**Task directions**
Search the listing below for the line with "Extract the structured", then write out that line and every one after it exactly, without the pictures.

**Source information**
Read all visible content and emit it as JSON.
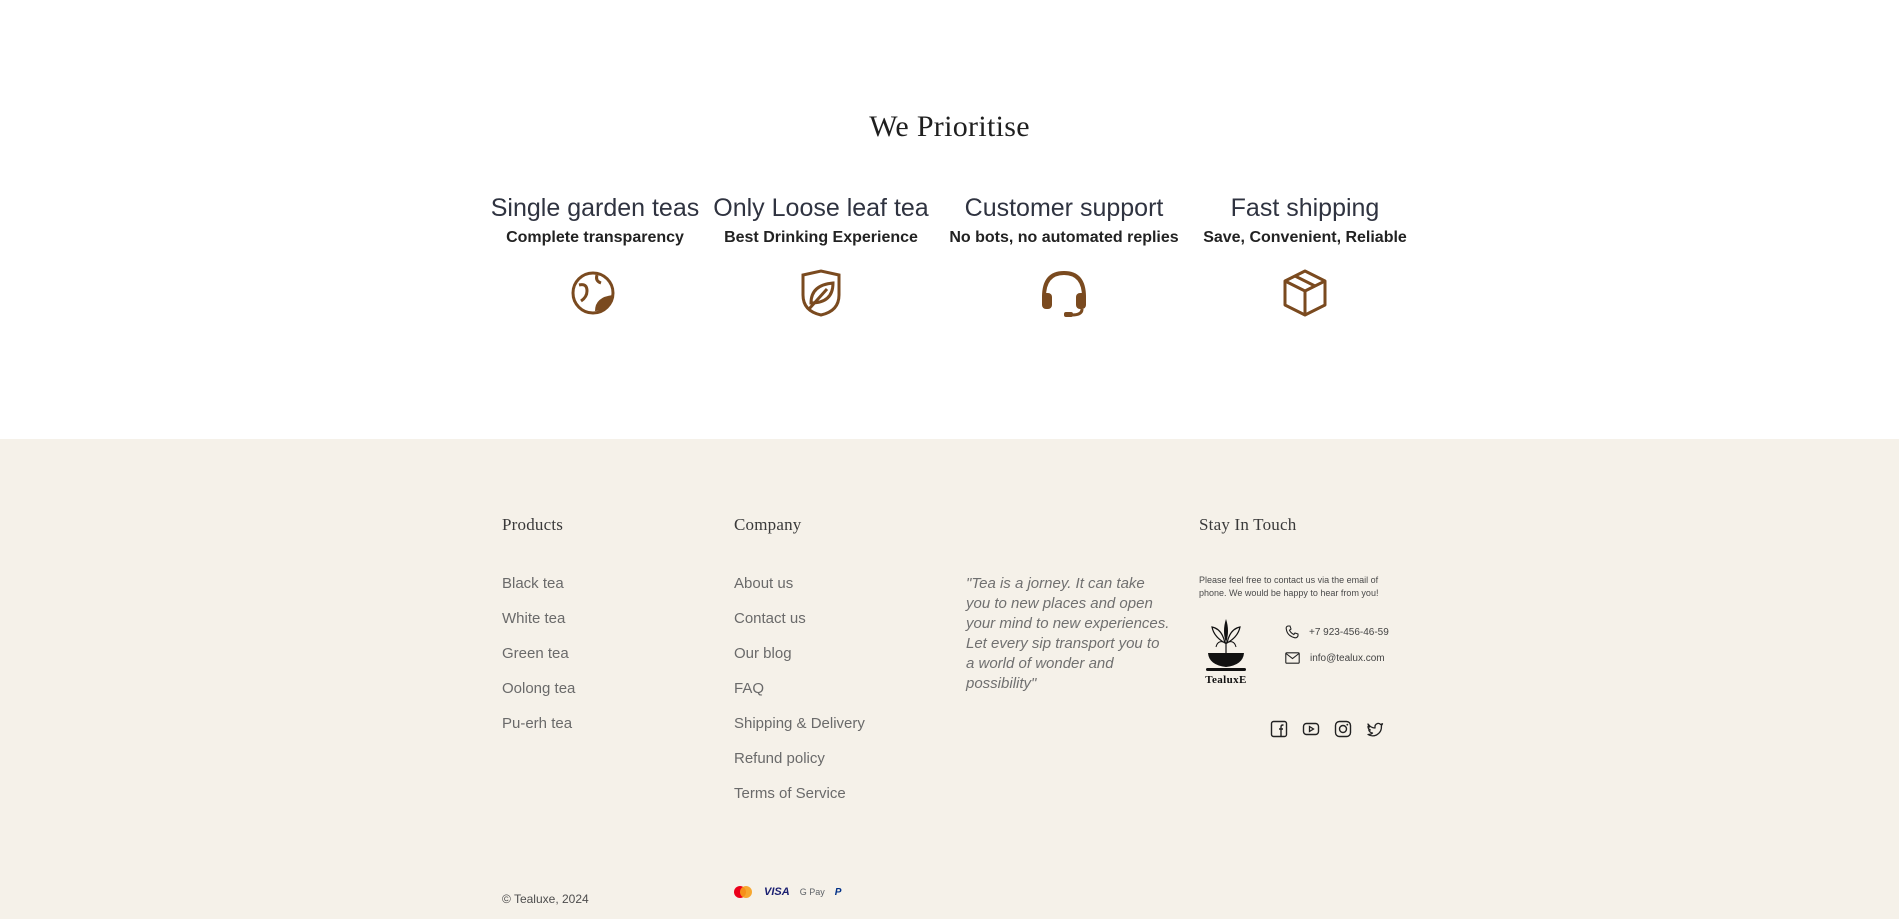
{
  "prioritise": {
    "title": "We Prioritise",
    "features": [
      {
        "title": "Single garden teas",
        "subtitle": "Complete transparency",
        "icon": "globe-leaf-icon"
      },
      {
        "title": "Only Loose leaf tea",
        "subtitle": "Best Drinking Experience",
        "icon": "leaf-shield-icon"
      },
      {
        "title": "Customer support",
        "subtitle": "No bots, no automated replies",
        "icon": "headset-icon"
      },
      {
        "title": "Fast shipping",
        "subtitle": "Save, Convenient, Reliable",
        "icon": "box-icon"
      }
    ]
  },
  "footer": {
    "products": {
      "heading": "Products",
      "links": [
        "Black tea",
        "White tea",
        "Green tea",
        "Oolong tea",
        "Pu-erh tea"
      ]
    },
    "company": {
      "heading": "Company",
      "links": [
        "About us",
        "Contact us",
        "Our blog",
        "FAQ",
        "Shipping & Delivery",
        "Refund policy",
        "Terms of Service"
      ]
    },
    "quote": "\"Tea is a jorney. It can take you to new places and open your mind to new experiences. Let every sip transport you to a world of wonder and possibility\"",
    "contact": {
      "heading": "Stay In Touch",
      "note": "Please feel free to contact us via the email of phone. We would be happy to hear from you!",
      "logo_text": "TealuxE",
      "phone": "+7 923-456-46-59",
      "email": "info@tealux.com",
      "social_icons": [
        "facebook-icon",
        "youtube-icon",
        "instagram-icon",
        "twitter-icon"
      ]
    },
    "copyright": "© Tealuxe, 2024",
    "payments": [
      "mastercard-icon",
      "visa-icon",
      "gpay-icon",
      "paypal-icon"
    ],
    "payment_labels": {
      "visa": "VISA",
      "gpay": "G Pay",
      "paypal": "P"
    }
  },
  "colors": {
    "accent": "#7a4a1f",
    "footer_bg": "#f5f1e9"
  }
}
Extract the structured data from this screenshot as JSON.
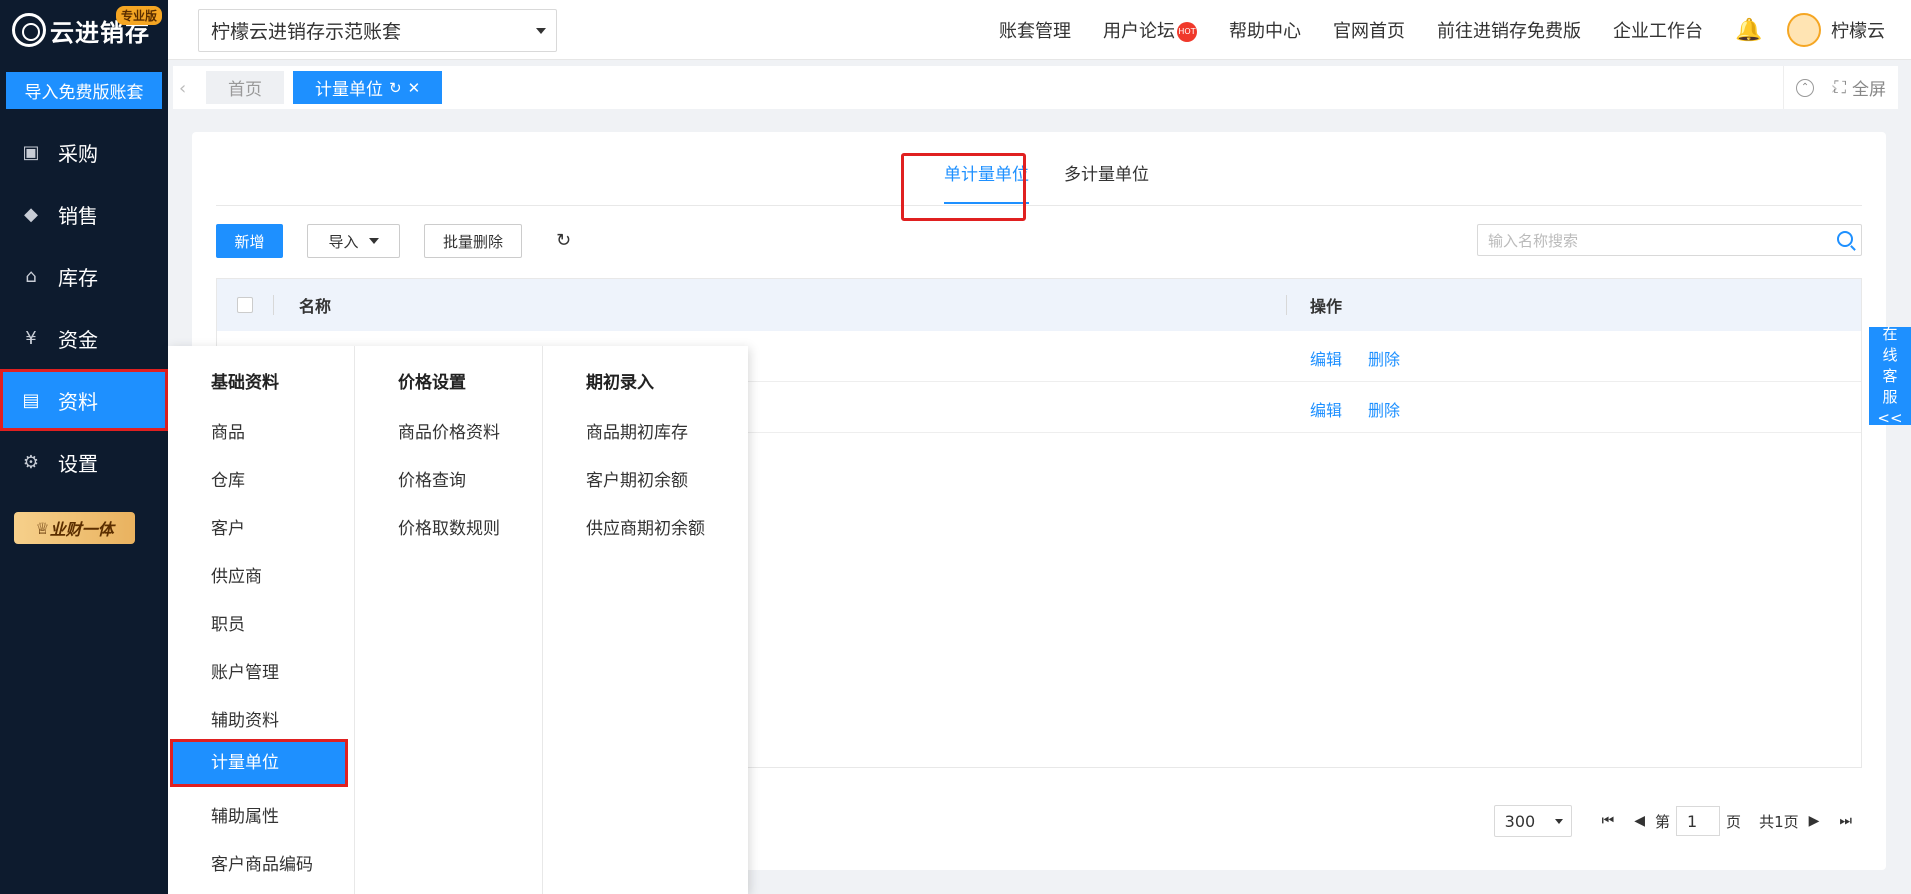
{
  "brand": {
    "name": "云进销存",
    "badge": "专业版"
  },
  "sidebar": {
    "import_label": "导入免费版账套",
    "items": [
      {
        "label": "采购",
        "icon": "bag-icon"
      },
      {
        "label": "销售",
        "icon": "tag-icon"
      },
      {
        "label": "库存",
        "icon": "warehouse-icon"
      },
      {
        "label": "资金",
        "icon": "yen-icon"
      },
      {
        "label": "资料",
        "icon": "document-icon"
      },
      {
        "label": "设置",
        "icon": "gear-icon"
      }
    ],
    "vip_label": "业财一体"
  },
  "header": {
    "account": "柠檬云进销存示范账套",
    "links": [
      "账套管理",
      "用户论坛",
      "帮助中心",
      "官网首页",
      "前往进销存免费版",
      "企业工作台"
    ],
    "hot_badge": "HOT",
    "user": "柠檬云"
  },
  "tabs": {
    "home": "首页",
    "current": "计量单位",
    "fullscreen": "全屏"
  },
  "main": {
    "subtabs": [
      "单计量单位",
      "多计量单位"
    ],
    "toolbar": {
      "add": "新增",
      "import": "导入",
      "batch_delete": "批量删除"
    },
    "search_placeholder": "输入名称搜索",
    "columns": {
      "name": "名称",
      "op": "操作"
    },
    "row_actions": {
      "edit": "编辑",
      "delete": "删除"
    },
    "pager": {
      "page_size": "300",
      "prefix": "第",
      "page": "1",
      "suffix": "页",
      "total": "共1页"
    }
  },
  "menu": {
    "basic": {
      "title": "基础资料",
      "items": [
        "商品",
        "仓库",
        "客户",
        "供应商",
        "职员",
        "账户管理",
        "辅助资料",
        "计量单位",
        "辅助属性",
        "客户商品编码"
      ]
    },
    "price": {
      "title": "价格设置",
      "items": [
        "商品价格资料",
        "价格查询",
        "价格取数规则"
      ]
    },
    "opening": {
      "title": "期初录入",
      "items": [
        "商品期初库存",
        "客户期初余额",
        "供应商期初余额"
      ]
    }
  },
  "service": {
    "chars": [
      "在",
      "线",
      "客",
      "服",
      "<<"
    ]
  }
}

**Answer**
Extract the structured data from this screenshot as JSON.
{
  "brand": {
    "name": "云进销存",
    "badge": "专业版"
  },
  "sidebar": {
    "import_label": "导入免费版账套",
    "items": [
      {
        "label": "采购",
        "icon": "bag-icon"
      },
      {
        "label": "销售",
        "icon": "tag-icon"
      },
      {
        "label": "库存",
        "icon": "warehouse-icon"
      },
      {
        "label": "资金",
        "icon": "yen-icon"
      },
      {
        "label": "资料",
        "icon": "document-icon"
      },
      {
        "label": "设置",
        "icon": "gear-icon"
      }
    ],
    "vip_label": "业财一体"
  },
  "header": {
    "account": "柠檬云进销存示范账套",
    "links": [
      "账套管理",
      "用户论坛",
      "帮助中心",
      "官网首页",
      "前往进销存免费版",
      "企业工作台"
    ],
    "hot_badge": "HOT",
    "user": "柠檬云"
  },
  "tabs": {
    "home": "首页",
    "current": "计量单位",
    "fullscreen": "全屏"
  },
  "main": {
    "subtabs": [
      "单计量单位",
      "多计量单位"
    ],
    "toolbar": {
      "add": "新增",
      "import": "导入",
      "batch_delete": "批量删除"
    },
    "search_placeholder": "输入名称搜索",
    "columns": {
      "name": "名称",
      "op": "操作"
    },
    "row_actions": {
      "edit": "编辑",
      "delete": "删除"
    },
    "pager": {
      "page_size": "300",
      "prefix": "第",
      "page": "1",
      "suffix": "页",
      "total": "共1页"
    }
  },
  "menu": {
    "basic": {
      "title": "基础资料",
      "items": [
        "商品",
        "仓库",
        "客户",
        "供应商",
        "职员",
        "账户管理",
        "辅助资料",
        "计量单位",
        "辅助属性",
        "客户商品编码"
      ]
    },
    "price": {
      "title": "价格设置",
      "items": [
        "商品价格资料",
        "价格查询",
        "价格取数规则"
      ]
    },
    "opening": {
      "title": "期初录入",
      "items": [
        "商品期初库存",
        "客户期初余额",
        "供应商期初余额"
      ]
    }
  },
  "service": {
    "chars": [
      "在",
      "线",
      "客",
      "服",
      "<<"
    ]
  }
}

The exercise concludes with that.